▸ **REQUIREMENT**: Check each line of the records below and collect those that include the word "Groß".

▸ **PROVIDED RECORDS**:
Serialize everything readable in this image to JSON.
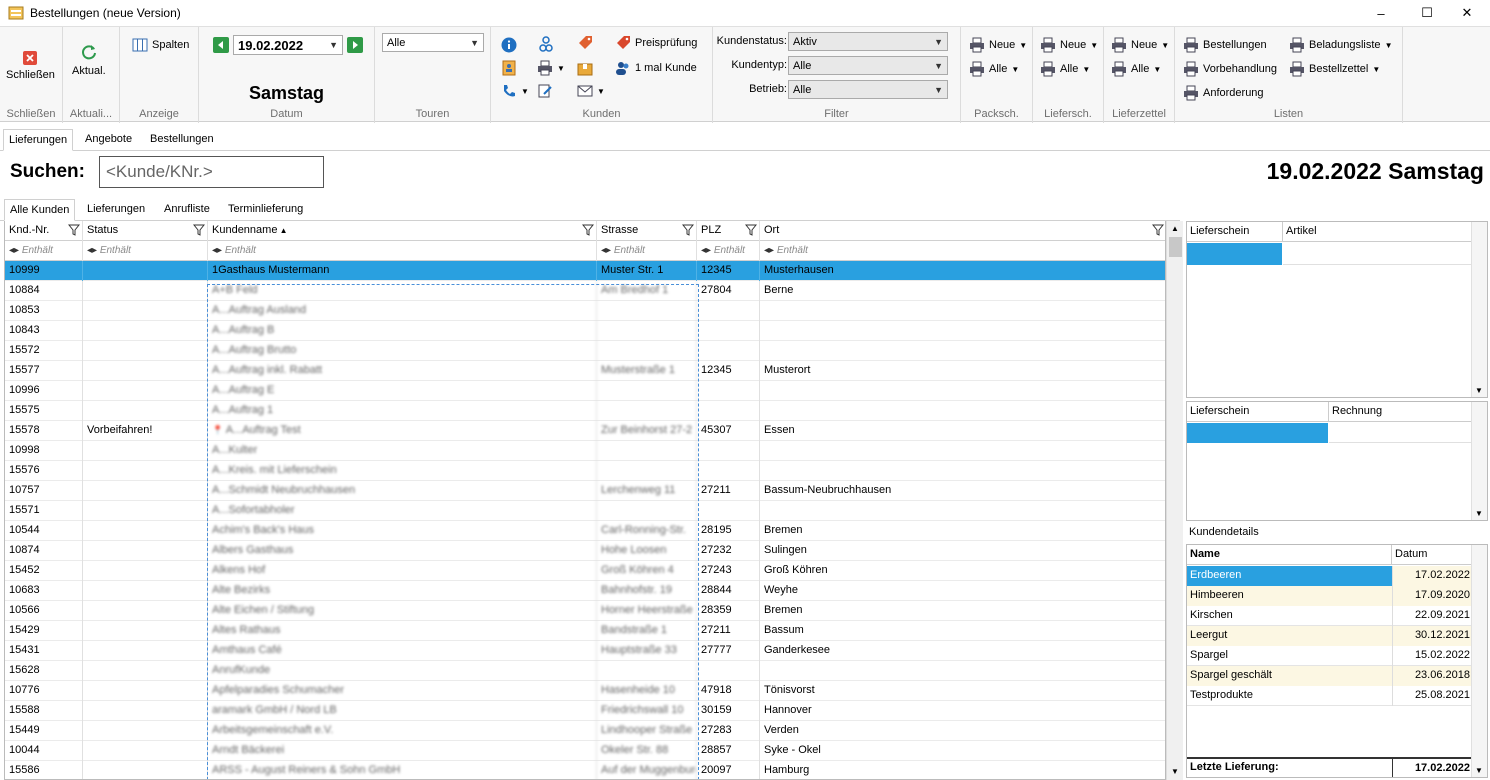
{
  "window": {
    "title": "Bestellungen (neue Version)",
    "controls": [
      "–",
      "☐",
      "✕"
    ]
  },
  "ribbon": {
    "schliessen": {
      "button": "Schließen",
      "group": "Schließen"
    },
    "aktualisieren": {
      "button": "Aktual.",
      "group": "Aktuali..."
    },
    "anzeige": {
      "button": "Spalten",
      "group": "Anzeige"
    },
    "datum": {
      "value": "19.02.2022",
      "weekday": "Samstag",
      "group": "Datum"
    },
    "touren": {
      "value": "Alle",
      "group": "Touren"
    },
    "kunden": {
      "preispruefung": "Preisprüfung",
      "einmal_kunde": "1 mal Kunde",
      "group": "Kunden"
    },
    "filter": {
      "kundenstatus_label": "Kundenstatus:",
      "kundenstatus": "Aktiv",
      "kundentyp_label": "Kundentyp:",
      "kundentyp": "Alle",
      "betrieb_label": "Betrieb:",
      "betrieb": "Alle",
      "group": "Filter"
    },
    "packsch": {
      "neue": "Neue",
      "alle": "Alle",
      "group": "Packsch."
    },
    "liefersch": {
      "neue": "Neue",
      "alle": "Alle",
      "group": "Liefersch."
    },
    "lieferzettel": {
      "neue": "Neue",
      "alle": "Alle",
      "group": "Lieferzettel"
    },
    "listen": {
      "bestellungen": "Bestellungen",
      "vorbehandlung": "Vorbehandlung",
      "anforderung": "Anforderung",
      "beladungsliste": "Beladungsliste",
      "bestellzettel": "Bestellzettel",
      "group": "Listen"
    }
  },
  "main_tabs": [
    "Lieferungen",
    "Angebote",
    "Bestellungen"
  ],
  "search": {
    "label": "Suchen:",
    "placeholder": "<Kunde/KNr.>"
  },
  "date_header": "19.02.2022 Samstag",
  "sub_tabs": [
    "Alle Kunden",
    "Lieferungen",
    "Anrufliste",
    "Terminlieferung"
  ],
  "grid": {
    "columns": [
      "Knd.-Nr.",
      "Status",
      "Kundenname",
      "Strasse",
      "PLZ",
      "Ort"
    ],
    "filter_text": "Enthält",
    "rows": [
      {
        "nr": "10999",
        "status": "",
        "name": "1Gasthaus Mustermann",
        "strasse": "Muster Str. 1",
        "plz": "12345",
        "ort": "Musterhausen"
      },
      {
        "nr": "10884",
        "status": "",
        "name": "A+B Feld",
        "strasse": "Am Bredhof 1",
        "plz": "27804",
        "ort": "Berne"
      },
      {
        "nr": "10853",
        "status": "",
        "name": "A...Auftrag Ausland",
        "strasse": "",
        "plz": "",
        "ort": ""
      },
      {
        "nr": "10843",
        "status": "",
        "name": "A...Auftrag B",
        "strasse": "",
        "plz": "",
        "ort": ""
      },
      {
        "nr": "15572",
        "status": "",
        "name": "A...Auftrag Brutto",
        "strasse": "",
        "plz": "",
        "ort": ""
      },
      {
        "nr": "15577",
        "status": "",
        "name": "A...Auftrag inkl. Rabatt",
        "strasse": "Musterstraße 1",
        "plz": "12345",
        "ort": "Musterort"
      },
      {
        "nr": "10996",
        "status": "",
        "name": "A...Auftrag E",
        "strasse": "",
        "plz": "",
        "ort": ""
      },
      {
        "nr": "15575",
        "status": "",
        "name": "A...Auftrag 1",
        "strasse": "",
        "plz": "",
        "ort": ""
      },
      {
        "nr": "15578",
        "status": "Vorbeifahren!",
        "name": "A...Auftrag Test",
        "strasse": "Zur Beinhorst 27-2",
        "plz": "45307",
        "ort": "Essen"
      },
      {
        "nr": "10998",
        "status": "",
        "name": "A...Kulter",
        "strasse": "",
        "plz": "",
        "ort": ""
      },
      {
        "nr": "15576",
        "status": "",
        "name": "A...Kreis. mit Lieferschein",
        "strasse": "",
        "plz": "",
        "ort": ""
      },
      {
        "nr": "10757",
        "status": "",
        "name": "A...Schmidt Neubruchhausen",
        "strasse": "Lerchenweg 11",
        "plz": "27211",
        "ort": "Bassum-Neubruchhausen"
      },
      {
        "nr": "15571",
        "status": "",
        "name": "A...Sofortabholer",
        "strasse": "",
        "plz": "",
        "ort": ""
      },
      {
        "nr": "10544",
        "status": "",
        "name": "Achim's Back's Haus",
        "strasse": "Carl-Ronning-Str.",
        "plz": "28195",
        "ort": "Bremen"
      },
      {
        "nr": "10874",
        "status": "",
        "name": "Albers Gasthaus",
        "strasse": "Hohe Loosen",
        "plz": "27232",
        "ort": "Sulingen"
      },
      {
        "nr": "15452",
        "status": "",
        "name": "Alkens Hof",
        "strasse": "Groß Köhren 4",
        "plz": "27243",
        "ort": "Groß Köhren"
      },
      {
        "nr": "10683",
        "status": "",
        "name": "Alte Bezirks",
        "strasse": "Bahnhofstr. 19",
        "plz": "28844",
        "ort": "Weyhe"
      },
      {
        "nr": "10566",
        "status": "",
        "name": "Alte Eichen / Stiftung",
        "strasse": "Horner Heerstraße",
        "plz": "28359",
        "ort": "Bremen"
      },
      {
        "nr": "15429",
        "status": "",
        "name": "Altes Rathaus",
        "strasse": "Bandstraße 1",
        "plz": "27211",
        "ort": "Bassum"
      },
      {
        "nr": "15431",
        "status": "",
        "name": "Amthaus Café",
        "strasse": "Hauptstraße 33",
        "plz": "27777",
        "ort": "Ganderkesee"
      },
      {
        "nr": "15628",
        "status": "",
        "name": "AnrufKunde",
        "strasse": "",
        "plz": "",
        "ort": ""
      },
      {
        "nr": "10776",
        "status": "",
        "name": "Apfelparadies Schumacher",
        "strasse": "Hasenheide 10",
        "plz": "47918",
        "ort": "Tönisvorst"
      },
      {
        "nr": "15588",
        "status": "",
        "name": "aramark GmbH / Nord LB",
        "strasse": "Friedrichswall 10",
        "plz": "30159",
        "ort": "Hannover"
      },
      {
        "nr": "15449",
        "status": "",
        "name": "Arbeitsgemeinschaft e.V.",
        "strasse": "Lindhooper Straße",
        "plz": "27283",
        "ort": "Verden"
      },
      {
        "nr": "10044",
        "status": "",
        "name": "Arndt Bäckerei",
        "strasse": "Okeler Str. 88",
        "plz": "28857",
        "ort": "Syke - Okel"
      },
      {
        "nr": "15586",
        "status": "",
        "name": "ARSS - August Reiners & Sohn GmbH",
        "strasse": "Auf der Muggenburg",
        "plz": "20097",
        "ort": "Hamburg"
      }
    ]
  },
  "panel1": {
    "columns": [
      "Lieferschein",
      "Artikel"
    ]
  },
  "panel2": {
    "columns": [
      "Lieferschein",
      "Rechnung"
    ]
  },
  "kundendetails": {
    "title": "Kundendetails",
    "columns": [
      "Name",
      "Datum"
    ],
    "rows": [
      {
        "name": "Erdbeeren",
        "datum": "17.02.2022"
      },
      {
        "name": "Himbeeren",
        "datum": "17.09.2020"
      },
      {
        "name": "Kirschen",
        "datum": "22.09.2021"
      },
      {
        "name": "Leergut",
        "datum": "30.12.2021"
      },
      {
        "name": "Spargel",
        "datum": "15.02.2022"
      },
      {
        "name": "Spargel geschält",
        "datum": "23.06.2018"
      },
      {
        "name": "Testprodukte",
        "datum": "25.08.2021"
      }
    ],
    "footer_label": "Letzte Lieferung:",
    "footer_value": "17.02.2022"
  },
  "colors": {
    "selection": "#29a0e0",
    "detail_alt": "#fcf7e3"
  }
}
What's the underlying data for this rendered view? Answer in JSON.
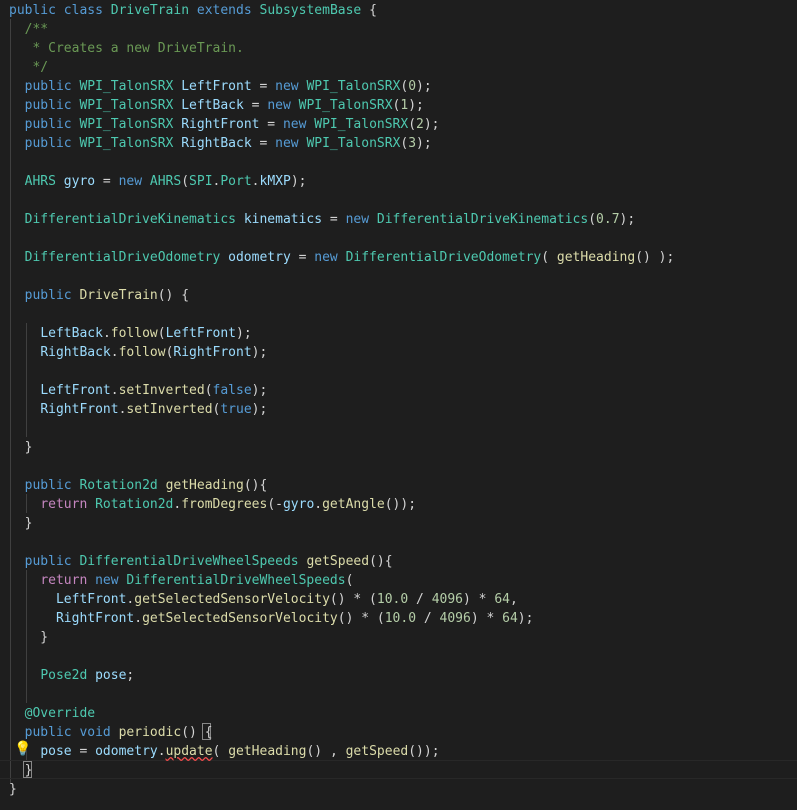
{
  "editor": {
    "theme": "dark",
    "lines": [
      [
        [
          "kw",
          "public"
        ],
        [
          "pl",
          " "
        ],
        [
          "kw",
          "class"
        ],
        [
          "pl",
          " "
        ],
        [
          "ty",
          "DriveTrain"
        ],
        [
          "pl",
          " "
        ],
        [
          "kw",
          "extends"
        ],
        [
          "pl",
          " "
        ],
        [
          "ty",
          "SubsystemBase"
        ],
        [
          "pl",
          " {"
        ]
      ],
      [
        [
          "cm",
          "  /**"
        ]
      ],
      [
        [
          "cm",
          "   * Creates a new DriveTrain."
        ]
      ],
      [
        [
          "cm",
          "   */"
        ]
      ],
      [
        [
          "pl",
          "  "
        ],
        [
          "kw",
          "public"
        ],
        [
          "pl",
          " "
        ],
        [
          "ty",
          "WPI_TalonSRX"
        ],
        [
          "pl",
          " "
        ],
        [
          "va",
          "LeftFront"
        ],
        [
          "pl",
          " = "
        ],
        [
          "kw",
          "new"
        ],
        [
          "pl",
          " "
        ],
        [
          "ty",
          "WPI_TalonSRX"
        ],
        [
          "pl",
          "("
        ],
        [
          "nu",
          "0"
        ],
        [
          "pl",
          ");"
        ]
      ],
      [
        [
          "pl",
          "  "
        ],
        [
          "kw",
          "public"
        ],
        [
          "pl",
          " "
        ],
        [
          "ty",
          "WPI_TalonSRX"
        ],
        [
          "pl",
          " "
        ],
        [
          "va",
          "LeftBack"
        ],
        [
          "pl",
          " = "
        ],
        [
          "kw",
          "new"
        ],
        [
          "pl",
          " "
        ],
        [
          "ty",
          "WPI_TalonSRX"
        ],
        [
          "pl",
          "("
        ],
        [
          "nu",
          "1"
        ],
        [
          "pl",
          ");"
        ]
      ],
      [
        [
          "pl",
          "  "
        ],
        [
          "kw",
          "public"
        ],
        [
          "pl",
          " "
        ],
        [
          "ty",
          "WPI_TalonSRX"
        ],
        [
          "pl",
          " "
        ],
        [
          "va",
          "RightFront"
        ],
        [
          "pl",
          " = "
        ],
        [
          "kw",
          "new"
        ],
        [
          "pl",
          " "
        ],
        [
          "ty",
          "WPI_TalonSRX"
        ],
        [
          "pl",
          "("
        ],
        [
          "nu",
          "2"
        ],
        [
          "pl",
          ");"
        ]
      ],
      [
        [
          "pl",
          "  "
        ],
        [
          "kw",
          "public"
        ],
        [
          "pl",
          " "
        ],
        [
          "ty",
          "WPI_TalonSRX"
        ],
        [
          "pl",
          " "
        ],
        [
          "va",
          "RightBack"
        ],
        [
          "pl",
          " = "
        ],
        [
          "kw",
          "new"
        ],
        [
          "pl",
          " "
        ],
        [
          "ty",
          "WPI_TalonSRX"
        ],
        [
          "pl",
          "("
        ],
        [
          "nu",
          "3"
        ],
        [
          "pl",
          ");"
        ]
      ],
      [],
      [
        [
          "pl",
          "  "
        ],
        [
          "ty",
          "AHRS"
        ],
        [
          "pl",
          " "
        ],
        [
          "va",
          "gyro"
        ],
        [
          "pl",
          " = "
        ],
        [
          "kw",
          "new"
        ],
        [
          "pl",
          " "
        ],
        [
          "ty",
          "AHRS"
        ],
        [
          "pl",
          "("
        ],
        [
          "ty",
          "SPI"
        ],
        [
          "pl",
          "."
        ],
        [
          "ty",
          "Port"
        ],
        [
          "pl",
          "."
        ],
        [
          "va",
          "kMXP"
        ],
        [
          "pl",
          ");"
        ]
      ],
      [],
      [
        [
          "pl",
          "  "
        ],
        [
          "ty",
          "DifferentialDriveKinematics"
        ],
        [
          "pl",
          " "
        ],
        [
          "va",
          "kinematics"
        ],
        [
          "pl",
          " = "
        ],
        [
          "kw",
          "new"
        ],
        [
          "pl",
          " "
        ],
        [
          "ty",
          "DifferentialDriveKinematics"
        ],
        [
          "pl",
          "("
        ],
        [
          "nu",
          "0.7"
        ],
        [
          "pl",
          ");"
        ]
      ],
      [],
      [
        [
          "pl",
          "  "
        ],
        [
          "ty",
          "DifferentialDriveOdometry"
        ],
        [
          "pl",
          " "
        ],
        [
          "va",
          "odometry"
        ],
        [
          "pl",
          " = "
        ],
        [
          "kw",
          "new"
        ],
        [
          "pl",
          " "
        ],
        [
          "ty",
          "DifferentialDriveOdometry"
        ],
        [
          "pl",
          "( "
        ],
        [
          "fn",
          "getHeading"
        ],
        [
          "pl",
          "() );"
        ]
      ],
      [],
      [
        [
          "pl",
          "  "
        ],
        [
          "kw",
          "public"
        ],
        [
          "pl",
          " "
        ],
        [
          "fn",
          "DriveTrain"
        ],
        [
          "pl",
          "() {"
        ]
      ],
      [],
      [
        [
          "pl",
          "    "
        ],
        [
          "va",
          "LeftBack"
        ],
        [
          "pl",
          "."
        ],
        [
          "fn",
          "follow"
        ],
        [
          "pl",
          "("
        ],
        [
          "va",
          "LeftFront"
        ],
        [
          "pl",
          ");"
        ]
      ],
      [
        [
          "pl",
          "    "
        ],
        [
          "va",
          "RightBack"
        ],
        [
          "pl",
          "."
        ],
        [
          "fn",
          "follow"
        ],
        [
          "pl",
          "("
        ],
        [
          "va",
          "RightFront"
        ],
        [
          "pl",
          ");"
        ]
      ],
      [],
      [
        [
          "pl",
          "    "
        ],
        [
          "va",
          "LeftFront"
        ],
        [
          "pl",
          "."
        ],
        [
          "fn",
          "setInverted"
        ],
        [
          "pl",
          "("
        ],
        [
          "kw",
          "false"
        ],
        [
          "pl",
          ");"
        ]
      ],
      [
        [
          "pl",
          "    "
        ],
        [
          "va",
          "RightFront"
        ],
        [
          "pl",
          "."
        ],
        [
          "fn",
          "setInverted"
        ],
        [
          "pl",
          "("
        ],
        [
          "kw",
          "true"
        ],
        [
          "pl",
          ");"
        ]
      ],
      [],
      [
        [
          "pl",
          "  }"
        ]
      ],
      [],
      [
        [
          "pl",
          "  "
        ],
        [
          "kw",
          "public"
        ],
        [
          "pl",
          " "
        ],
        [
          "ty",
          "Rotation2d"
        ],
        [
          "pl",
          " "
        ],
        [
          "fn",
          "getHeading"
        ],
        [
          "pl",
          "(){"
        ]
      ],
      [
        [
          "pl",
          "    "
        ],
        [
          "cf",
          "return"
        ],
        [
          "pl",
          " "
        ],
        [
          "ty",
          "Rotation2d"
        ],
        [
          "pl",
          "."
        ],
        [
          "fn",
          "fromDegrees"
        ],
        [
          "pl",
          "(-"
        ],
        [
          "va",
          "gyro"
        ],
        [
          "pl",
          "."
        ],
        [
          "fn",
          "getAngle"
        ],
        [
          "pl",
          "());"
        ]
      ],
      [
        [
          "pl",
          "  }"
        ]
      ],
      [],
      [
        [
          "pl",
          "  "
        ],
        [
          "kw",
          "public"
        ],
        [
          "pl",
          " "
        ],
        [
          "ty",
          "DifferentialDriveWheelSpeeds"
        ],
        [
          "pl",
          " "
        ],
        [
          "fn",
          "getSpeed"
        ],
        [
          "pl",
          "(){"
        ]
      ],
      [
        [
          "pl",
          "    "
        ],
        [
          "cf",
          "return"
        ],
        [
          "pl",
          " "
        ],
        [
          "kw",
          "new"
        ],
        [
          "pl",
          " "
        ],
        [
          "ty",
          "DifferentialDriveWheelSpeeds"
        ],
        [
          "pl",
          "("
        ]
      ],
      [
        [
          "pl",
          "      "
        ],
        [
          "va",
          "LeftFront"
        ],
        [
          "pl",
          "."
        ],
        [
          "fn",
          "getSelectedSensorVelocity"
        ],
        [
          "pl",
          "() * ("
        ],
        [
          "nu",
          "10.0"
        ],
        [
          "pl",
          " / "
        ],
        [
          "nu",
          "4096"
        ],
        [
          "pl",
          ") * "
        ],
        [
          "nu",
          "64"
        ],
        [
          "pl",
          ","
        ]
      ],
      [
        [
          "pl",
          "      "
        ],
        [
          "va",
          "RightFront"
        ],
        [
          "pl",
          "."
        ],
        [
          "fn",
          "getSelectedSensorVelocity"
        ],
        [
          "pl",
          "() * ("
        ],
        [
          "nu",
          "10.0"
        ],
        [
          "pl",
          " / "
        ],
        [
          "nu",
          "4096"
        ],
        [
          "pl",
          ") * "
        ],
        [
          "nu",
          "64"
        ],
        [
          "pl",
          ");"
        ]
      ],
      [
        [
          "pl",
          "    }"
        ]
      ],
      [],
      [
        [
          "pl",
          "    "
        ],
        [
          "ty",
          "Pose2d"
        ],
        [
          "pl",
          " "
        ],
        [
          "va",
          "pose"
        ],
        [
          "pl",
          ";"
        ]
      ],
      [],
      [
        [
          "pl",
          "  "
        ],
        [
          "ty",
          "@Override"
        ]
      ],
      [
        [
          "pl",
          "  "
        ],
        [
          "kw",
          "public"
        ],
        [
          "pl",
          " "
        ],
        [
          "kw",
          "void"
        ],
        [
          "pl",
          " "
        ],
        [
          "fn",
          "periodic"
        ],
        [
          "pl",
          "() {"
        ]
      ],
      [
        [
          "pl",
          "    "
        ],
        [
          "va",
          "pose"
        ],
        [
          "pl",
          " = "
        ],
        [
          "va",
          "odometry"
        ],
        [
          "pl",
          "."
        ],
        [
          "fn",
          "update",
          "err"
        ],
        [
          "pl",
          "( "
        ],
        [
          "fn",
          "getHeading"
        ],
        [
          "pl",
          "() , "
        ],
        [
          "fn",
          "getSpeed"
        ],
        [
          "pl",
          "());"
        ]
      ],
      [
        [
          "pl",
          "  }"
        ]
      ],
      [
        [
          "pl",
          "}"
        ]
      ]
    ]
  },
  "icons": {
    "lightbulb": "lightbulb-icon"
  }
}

▸ **WRITTEN SOLUTION**:
        "strasse": "Groß Köhren 4",
        "ort": "Groß Köhren"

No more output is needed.